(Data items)

--------------------------------------------------

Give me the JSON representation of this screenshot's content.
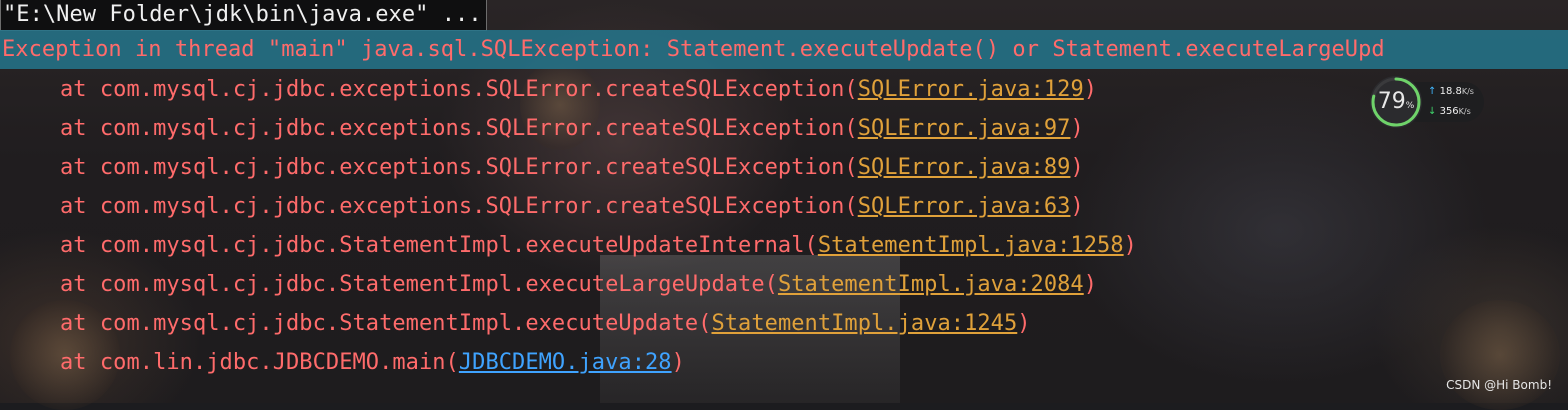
{
  "console": {
    "command_line": "\"E:\\New Folder\\jdk\\bin\\java.exe\" ...",
    "exception_line": "Exception in thread \"main\" java.sql.SQLException: Statement.executeUpdate() or Statement.executeLargeUpd",
    "trace": [
      {
        "prefix": "at com.mysql.cj.jdbc.exceptions.SQLError.createSQLException(",
        "link": "SQLError.java:129",
        "suffix": ")"
      },
      {
        "prefix": "at com.mysql.cj.jdbc.exceptions.SQLError.createSQLException(",
        "link": "SQLError.java:97",
        "suffix": ")"
      },
      {
        "prefix": "at com.mysql.cj.jdbc.exceptions.SQLError.createSQLException(",
        "link": "SQLError.java:89",
        "suffix": ")"
      },
      {
        "prefix": "at com.mysql.cj.jdbc.exceptions.SQLError.createSQLException(",
        "link": "SQLError.java:63",
        "suffix": ")"
      },
      {
        "prefix": "at com.mysql.cj.jdbc.StatementImpl.executeUpdateInternal(",
        "link": "StatementImpl.java:1258",
        "suffix": ")"
      },
      {
        "prefix": "at com.mysql.cj.jdbc.StatementImpl.executeLargeUpdate(",
        "link": "StatementImpl.java:2084",
        "suffix": ")"
      },
      {
        "prefix": "at com.mysql.cj.jdbc.StatementImpl.executeUpdate(",
        "link": "StatementImpl.java:1245",
        "suffix": ")"
      },
      {
        "prefix": "at com.lin.jdbc.JDBCDEMO.main(",
        "link": "JDBCDEMO.java:28",
        "suffix": ")"
      }
    ]
  },
  "net_widget": {
    "cpu_value": "79",
    "cpu_unit": "%",
    "cpu_fraction": 0.79,
    "upload_value": "18.8",
    "upload_unit": "K/s",
    "download_value": "356",
    "download_unit": "K/s"
  },
  "watermark": "CSDN @Hi Bomb!",
  "colors": {
    "error_text": "#ff6b6b",
    "highlight_bg": "#24768c",
    "link_library": "#e0a13a",
    "link_project": "#3fa3ff"
  }
}
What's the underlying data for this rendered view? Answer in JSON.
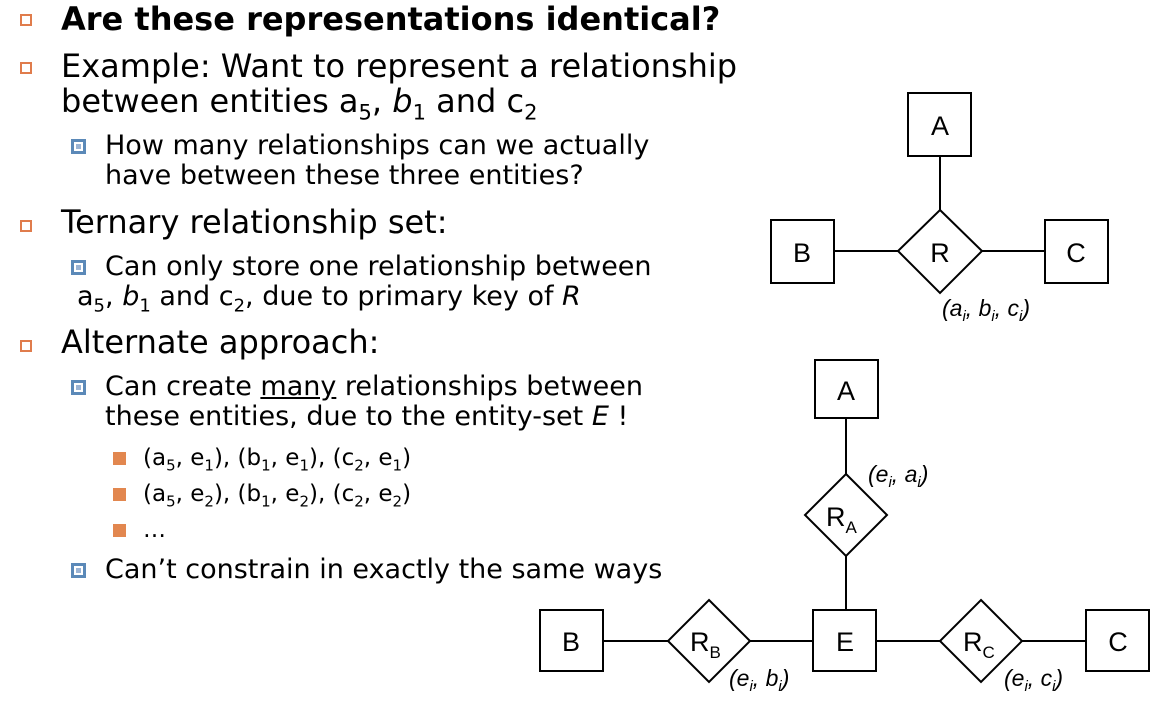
{
  "slide": {
    "bullet1": "Are these representations identical?",
    "bullet2_line1": "Example:  Want to represent a relationship",
    "bullet2_line2_pre": "between entities ",
    "bullet2_line2_post": " and c",
    "sub1_line1": "How many relationships can we actually",
    "sub1_line2": "have between these three entities?",
    "bullet3": "Ternary relationship set:",
    "sub2_line1": "Can only store one relationship between",
    "sub2_line2_mid": " and c",
    "sub2_line2_tail": ", due to primary key of ",
    "sub2_line2_r": "R",
    "bullet4": "Alternate approach:",
    "sub3_line1_pre": "Can create ",
    "sub3_line1_u": "many",
    "sub3_line1_post": " relationships between",
    "sub3_line2_pre": "these entities, due to the entity-set ",
    "sub3_line2_e": "E",
    "sub3_line2_post": " !",
    "subsub1": "(a5, e1), (b1, e1), (c2, e1)",
    "subsub2": "(a5, e2), (b1, e2), (c2, e2)",
    "subsub3": "…",
    "sub4": "Can’t constrain in exactly the same ways"
  },
  "symbols": {
    "a": "a",
    "b": "b",
    "c": "c",
    "e": "e",
    "i": "i",
    "one": "1",
    "two": "2",
    "five": "5",
    "comma": ",",
    "lp": "(",
    "rp": ")",
    "sep": ", "
  },
  "diagram_top": {
    "entity_a": "A",
    "entity_b": "B",
    "entity_c": "C",
    "relation": "R"
  },
  "diagram_bottom": {
    "entity_a": "A",
    "entity_b": "B",
    "entity_c": "C",
    "entity_e": "E",
    "rel_letter": "R",
    "sub_a": "A",
    "sub_b": "B",
    "sub_c": "C"
  },
  "colors": {
    "level1_bullet": "#E07C4C",
    "level2_bullet": "#5B89B8",
    "level3_bullet": "#E2874F"
  }
}
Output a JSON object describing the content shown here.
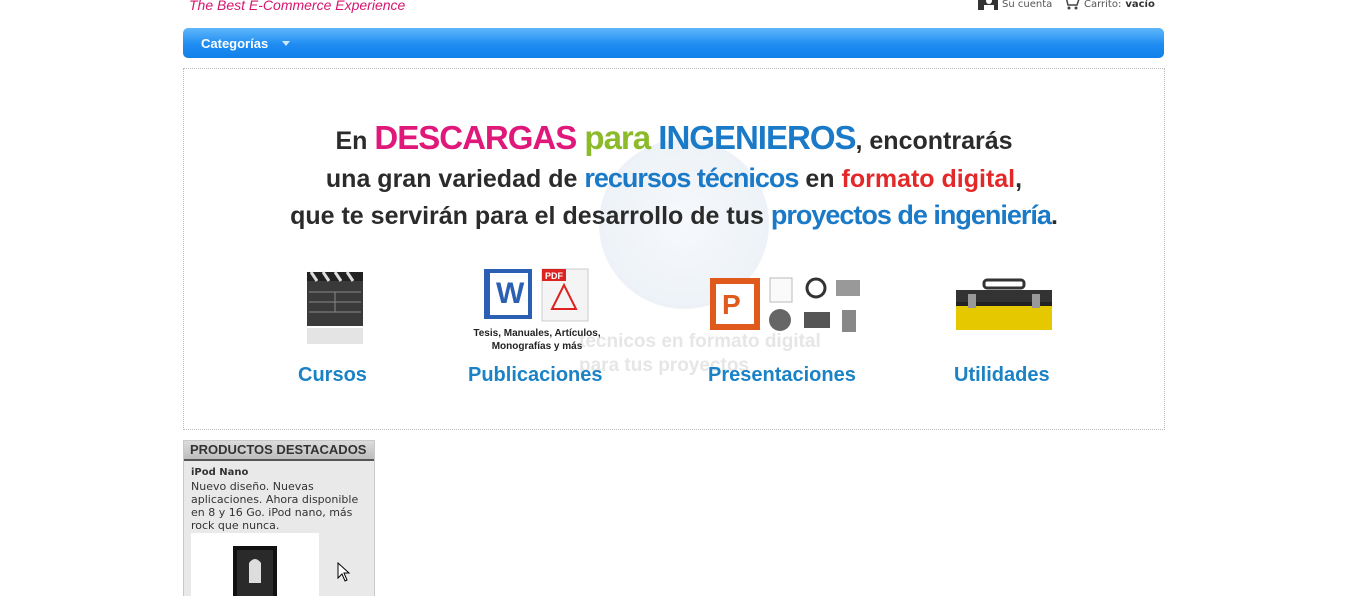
{
  "header": {
    "tagline": "The Best E-Commerce Experience",
    "account_label": "Su cuenta",
    "cart_label": "Carrito:",
    "cart_value": "vacío"
  },
  "nav": {
    "categories_label": "Categorías"
  },
  "banner": {
    "line1": {
      "a": "En ",
      "b": "DESCARGAS",
      "c": " para",
      "d": " INGENIEROS",
      "e": ", encontrarás"
    },
    "line2": {
      "a": "una gran variedad de ",
      "b": "recursos técnicos",
      "c": " en ",
      "d": "formato digital",
      "e": ","
    },
    "line3": {
      "a": "que te servirán para el desarrollo de tus ",
      "b": "proyectos de ingeniería",
      "c": "."
    },
    "ghost_text_1": "técnicos en formato digital",
    "ghost_text_2": "para tus proyectos",
    "categories": [
      {
        "label": "Cursos",
        "icon": "clapperboard-icon"
      },
      {
        "label": "Publicaciones",
        "icon": "documents-icon",
        "sub": "Tesis, Manuales, Artículos, Monografías y más"
      },
      {
        "label": "Presentaciones",
        "icon": "presentation-media-icon"
      },
      {
        "label": "Utilidades",
        "icon": "toolbox-icon"
      }
    ]
  },
  "featured": {
    "heading": "PRODUCTOS DESTACADOS",
    "product_name": "iPod Nano",
    "product_desc": "Nuevo diseño. Nuevas aplicaciones. Ahora disponible en 8 y 16 Go. iPod nano, más rock que nunca."
  },
  "colors": {
    "nav": "#1e8cf1",
    "accent_pink": "#e0187a",
    "link_blue": "#1b82c6"
  }
}
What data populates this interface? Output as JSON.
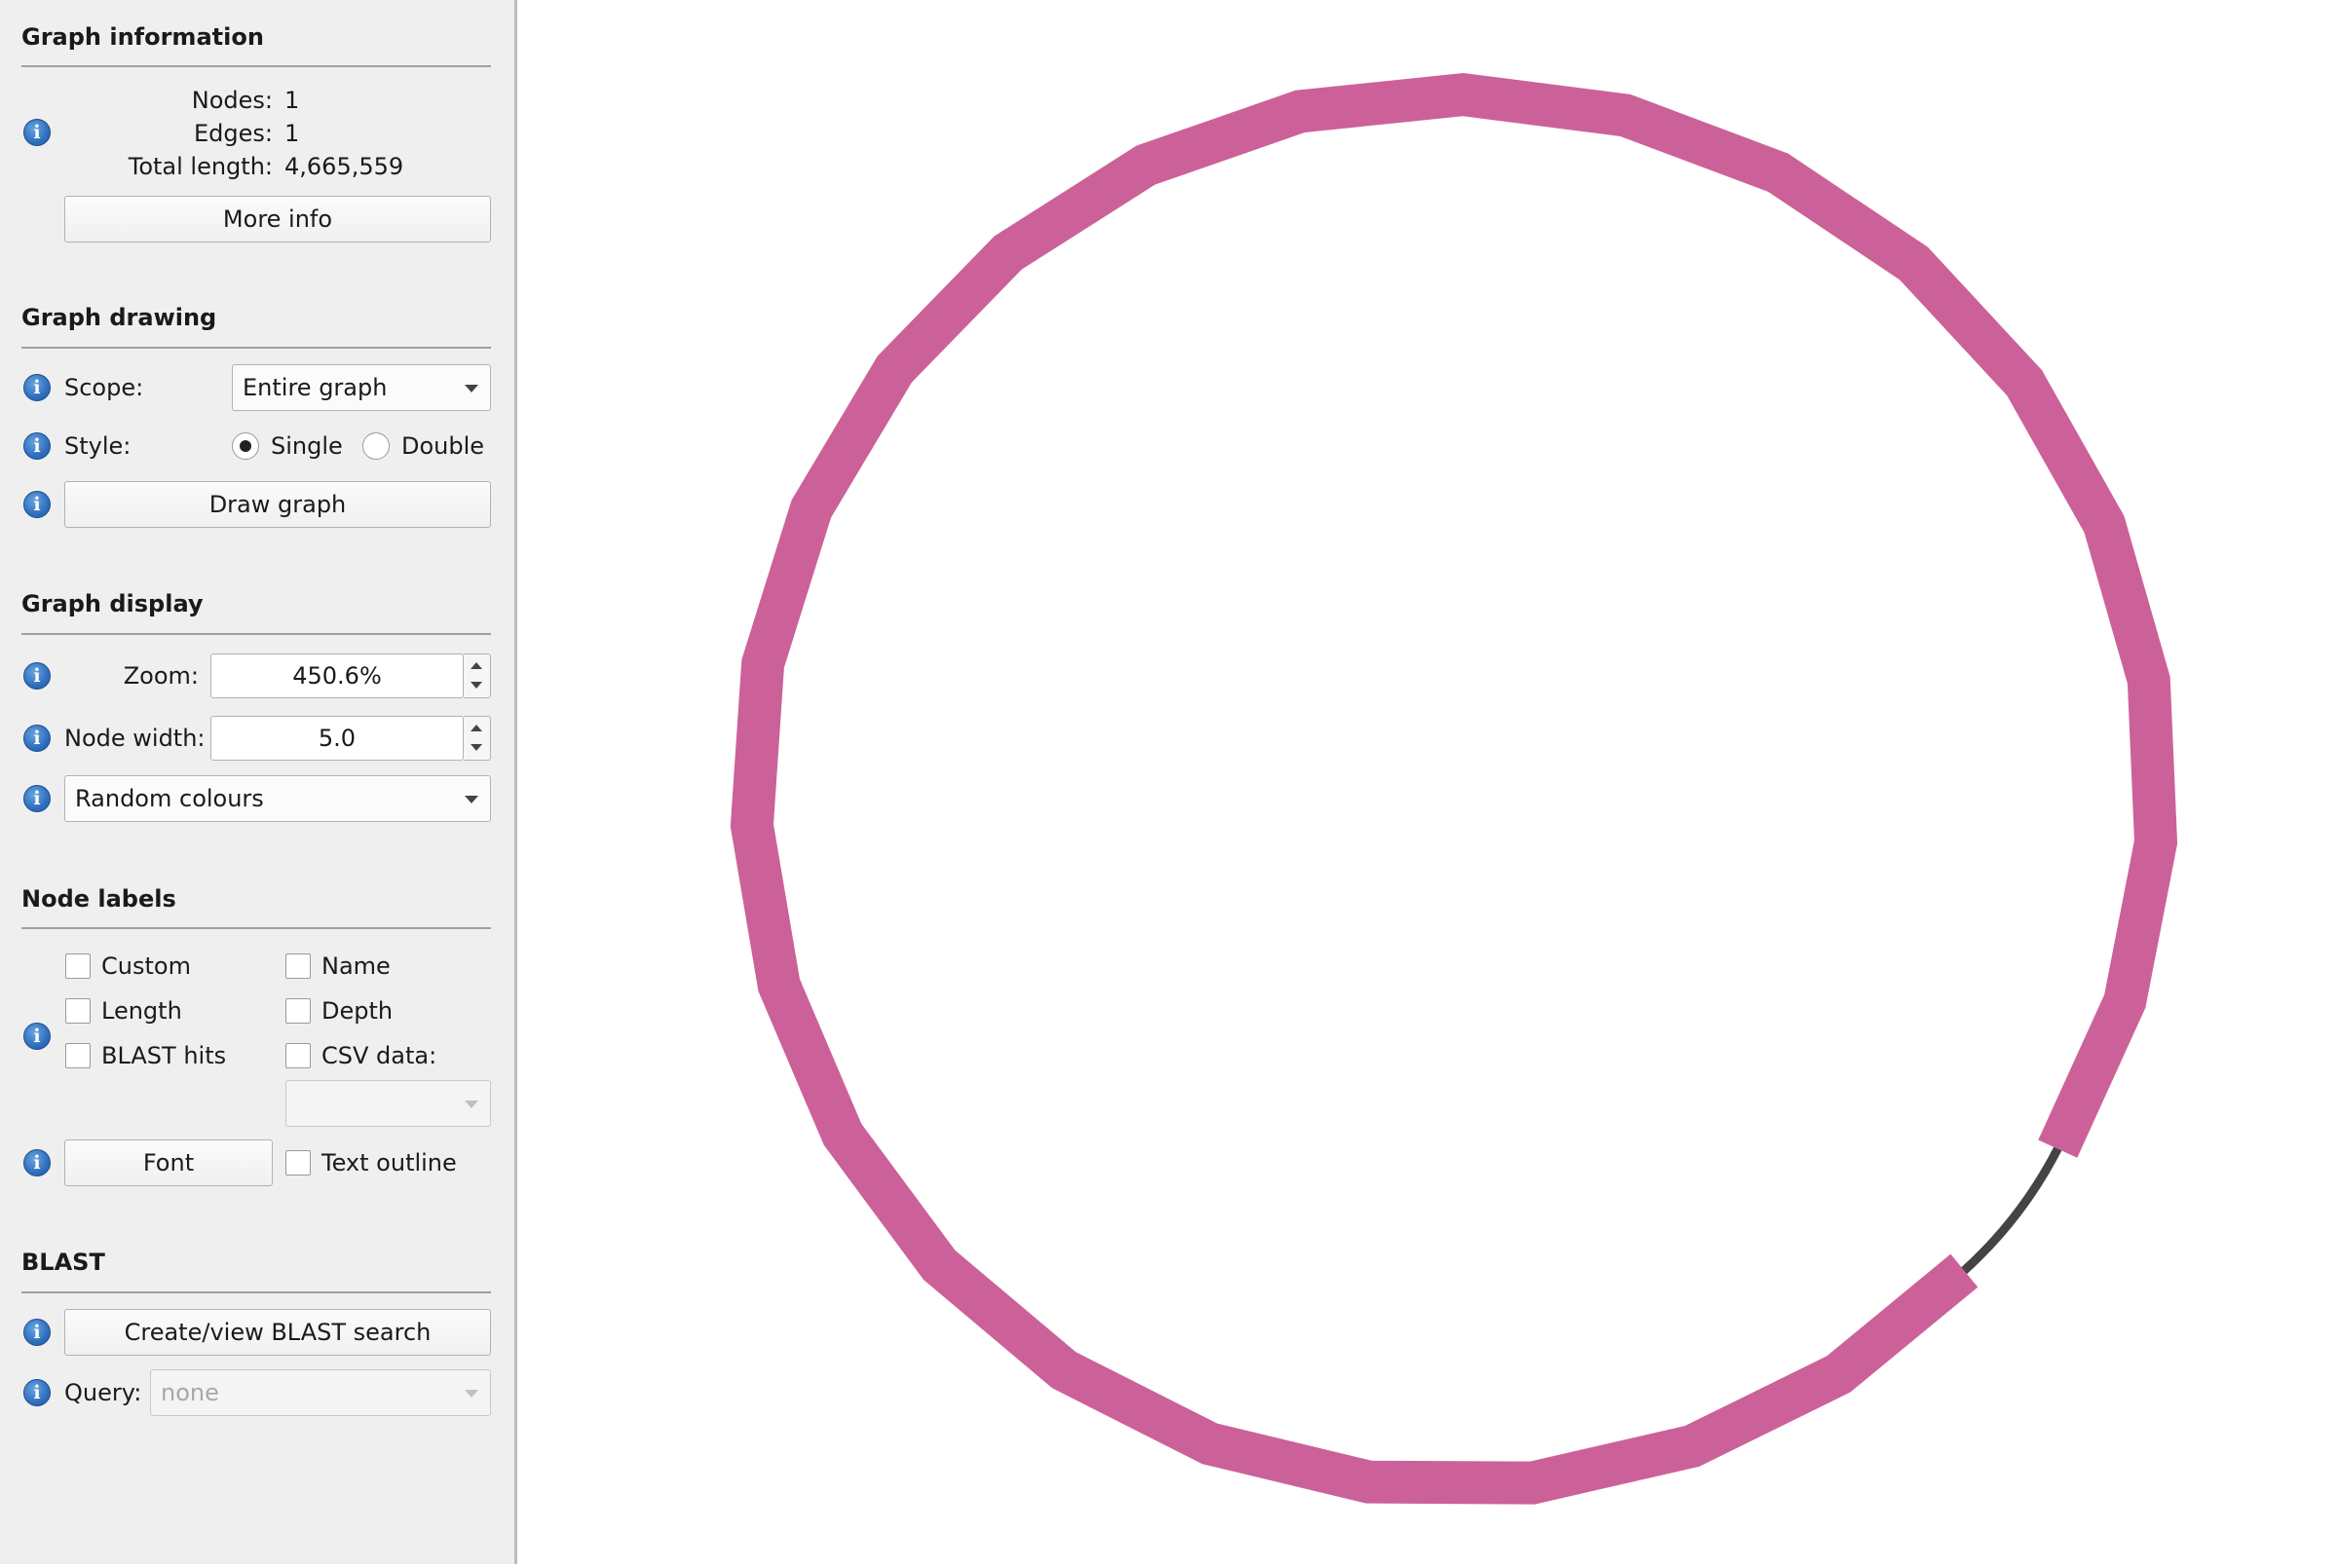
{
  "info": {
    "title": "Graph information",
    "nodes_label": "Nodes:",
    "nodes_value": "1",
    "edges_label": "Edges:",
    "edges_value": "1",
    "length_label": "Total length:",
    "length_value": "4,665,559",
    "more_info": "More info"
  },
  "drawing": {
    "title": "Graph drawing",
    "scope_label": "Scope:",
    "scope_value": "Entire graph",
    "style_label": "Style:",
    "style_single": "Single",
    "style_double": "Double",
    "style_selected": "Single",
    "draw_button": "Draw graph"
  },
  "display": {
    "title": "Graph display",
    "zoom_label": "Zoom:",
    "zoom_value": "450.6%",
    "node_width_label": "Node width:",
    "node_width_value": "5.0",
    "colour_scheme": "Random colours"
  },
  "labels": {
    "title": "Node labels",
    "custom": "Custom",
    "name": "Name",
    "length": "Length",
    "depth": "Depth",
    "blast_hits": "BLAST hits",
    "csv_data": "CSV data:",
    "csv_value": "",
    "font_button": "Font",
    "text_outline": "Text outline"
  },
  "blast": {
    "title": "BLAST",
    "search_button": "Create/view BLAST search",
    "query_label": "Query:",
    "query_value": "none"
  },
  "graph": {
    "node_color": "#cc6199",
    "edge_color": "#444444"
  }
}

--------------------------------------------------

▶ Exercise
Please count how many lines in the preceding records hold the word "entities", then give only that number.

▶ Solution to this task
3